US3324647 *Aug 11, 1964Jun 13, 1967Parmet CompanyProximity detector
US3400331 *Jan 18, 1965Sep 3, 1968Pratt & Whitney IncGaging device including a probe having a plurality of concentric and coextensive electrodes
US3434164 *Jan 12, 1967Mar 25, 1969American Standard IncProximity-flushed urinal
Referenced by
Citing PatentFiling datePublication dateApplicantTitle
US3838318 *Apr 2, 1973Sep 24, 1974Gen ElectricAntenna assembly for a capacitance-responsive safety device
US4011836 *Sep 22, 1975Mar 15, 1977Franklin TemelPet commode
US4090092 *Jul 16, 1976May 16, 1978General Electric CompanyShielding arrangement for a capacitive touch switch device
US4309781 *May 9, 1980Jan 12, 1982Sloan Valve CompanyAutomatic flushing system
US5251340 *Mar 9, 1992Oct 12, 1993Su Land LiaoFlush toilet with an automatic sterilizing device
US7320146May 12, 2005Jan 22, 2008Sloan Valve CompanySensor plate for electronic flushometer
US20050024274 *Apr 9, 2004Feb 3, 2005Samsung Electronics Co., Ltd.Internal antenna device for portable wireless terminal
US20060255301 *May 12, 2005Nov 16, 2006Sloan Valve CompanySensor plate for electronic flushometer
EP0175362A2 *Sep 18, 1985Mar 26, 1986Omron Tateisi Electronics Co.Capacitive-type detection device
EP0175362A3 *Sep 18, 1985Dec 7, 1988Omron Tateisi Electronics Co.Capacitive-type detection device
Classifications
U.S. Classification361/275.1, 361/280, 4/313, 4/304
International ClassificationH03K17/955, H03K17/94
Cooperative ClassificationH03K17/955
European ClassificationH03K17/955
Legal Events
DateCodeEventDescription
Nov 8, 1985ASAssignment
Owner name: COOPER INDUSTRIES, INC., 1001 FANNIN, HOUSTON, TEX
Free format text: ASSIGNMENT OF ASSIGNORS INTEREST.;ASSIGNOR:EDISON INTERNATIONAL, INC., A CORP. OF DE.;REEL/FRAME:004475/0382
Effective date: 19851031
Dec 31, 1980ASAssignment
Effective date: 19801229

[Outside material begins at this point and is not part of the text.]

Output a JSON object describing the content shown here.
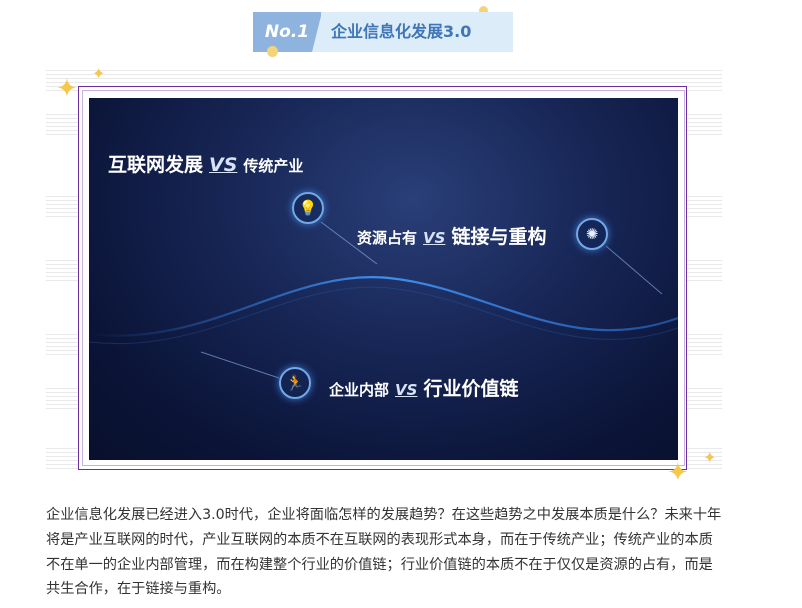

Free format text: ASSIGNMENT OF ASSIGNORS INTEREST;ASSIGNOR:WAGNER ELECTRIC CORPORATION;REEL/FRAME:003984/0757
Owner name: STUDEBAKER-WORTHINGTON, INC., ILLINOIS